**About this task**
Send back the listing, word for word.

**Extracted entries**
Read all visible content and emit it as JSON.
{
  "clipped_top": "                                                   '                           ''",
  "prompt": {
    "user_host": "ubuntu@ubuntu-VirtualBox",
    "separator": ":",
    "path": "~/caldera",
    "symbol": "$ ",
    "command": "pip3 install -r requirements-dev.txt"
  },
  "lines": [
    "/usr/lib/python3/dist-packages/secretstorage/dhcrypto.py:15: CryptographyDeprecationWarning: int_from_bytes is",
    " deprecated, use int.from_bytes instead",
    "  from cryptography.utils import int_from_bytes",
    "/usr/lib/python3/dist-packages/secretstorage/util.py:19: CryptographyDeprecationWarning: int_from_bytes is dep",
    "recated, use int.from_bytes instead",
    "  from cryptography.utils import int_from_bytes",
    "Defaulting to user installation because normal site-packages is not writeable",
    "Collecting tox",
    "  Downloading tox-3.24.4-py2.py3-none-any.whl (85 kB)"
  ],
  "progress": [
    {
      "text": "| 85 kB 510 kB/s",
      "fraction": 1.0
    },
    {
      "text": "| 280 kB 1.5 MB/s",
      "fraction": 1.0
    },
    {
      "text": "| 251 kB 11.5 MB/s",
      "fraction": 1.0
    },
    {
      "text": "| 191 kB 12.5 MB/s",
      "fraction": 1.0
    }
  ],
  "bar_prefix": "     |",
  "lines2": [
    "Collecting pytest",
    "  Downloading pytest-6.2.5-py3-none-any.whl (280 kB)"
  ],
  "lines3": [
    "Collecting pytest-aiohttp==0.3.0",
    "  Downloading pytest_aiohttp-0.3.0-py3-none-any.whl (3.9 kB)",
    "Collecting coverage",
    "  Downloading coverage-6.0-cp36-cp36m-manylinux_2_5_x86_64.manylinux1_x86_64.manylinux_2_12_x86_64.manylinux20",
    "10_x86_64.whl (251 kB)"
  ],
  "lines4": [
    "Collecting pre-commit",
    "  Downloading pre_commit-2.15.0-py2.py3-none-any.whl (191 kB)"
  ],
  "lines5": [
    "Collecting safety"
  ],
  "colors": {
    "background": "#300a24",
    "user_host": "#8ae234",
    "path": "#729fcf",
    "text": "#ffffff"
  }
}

**Reply**
Read all visible content and emit it as JSON.
{
  "clipped_top": "                                                   '                           ''",
  "prompt": {
    "user_host": "ubuntu@ubuntu-VirtualBox",
    "separator": ":",
    "path": "~/caldera",
    "symbol": "$ ",
    "command": "pip3 install -r requirements-dev.txt"
  },
  "lines": [
    "/usr/lib/python3/dist-packages/secretstorage/dhcrypto.py:15: CryptographyDeprecationWarning: int_from_bytes is",
    " deprecated, use int.from_bytes instead",
    "  from cryptography.utils import int_from_bytes",
    "/usr/lib/python3/dist-packages/secretstorage/util.py:19: CryptographyDeprecationWarning: int_from_bytes is dep",
    "recated, use int.from_bytes instead",
    "  from cryptography.utils import int_from_bytes",
    "Defaulting to user installation because normal site-packages is not writeable",
    "Collecting tox",
    "  Downloading tox-3.24.4-py2.py3-none-any.whl (85 kB)"
  ],
  "progress": [
    {
      "text": "| 85 kB 510 kB/s",
      "fraction": 1.0
    },
    {
      "text": "| 280 kB 1.5 MB/s",
      "fraction": 1.0
    },
    {
      "text": "| 251 kB 11.5 MB/s",
      "fraction": 1.0
    },
    {
      "text": "| 191 kB 12.5 MB/s",
      "fraction": 1.0
    }
  ],
  "bar_prefix": "     |",
  "lines2": [
    "Collecting pytest",
    "  Downloading pytest-6.2.5-py3-none-any.whl (280 kB)"
  ],
  "lines3": [
    "Collecting pytest-aiohttp==0.3.0",
    "  Downloading pytest_aiohttp-0.3.0-py3-none-any.whl (3.9 kB)",
    "Collecting coverage",
    "  Downloading coverage-6.0-cp36-cp36m-manylinux_2_5_x86_64.manylinux1_x86_64.manylinux_2_12_x86_64.manylinux20",
    "10_x86_64.whl (251 kB)"
  ],
  "lines4": [
    "Collecting pre-commit",
    "  Downloading pre_commit-2.15.0-py2.py3-none-any.whl (191 kB)"
  ],
  "lines5": [
    "Collecting safety"
  ],
  "colors": {
    "background": "#300a24",
    "user_host": "#8ae234",
    "path": "#729fcf",
    "text": "#ffffff"
  }
}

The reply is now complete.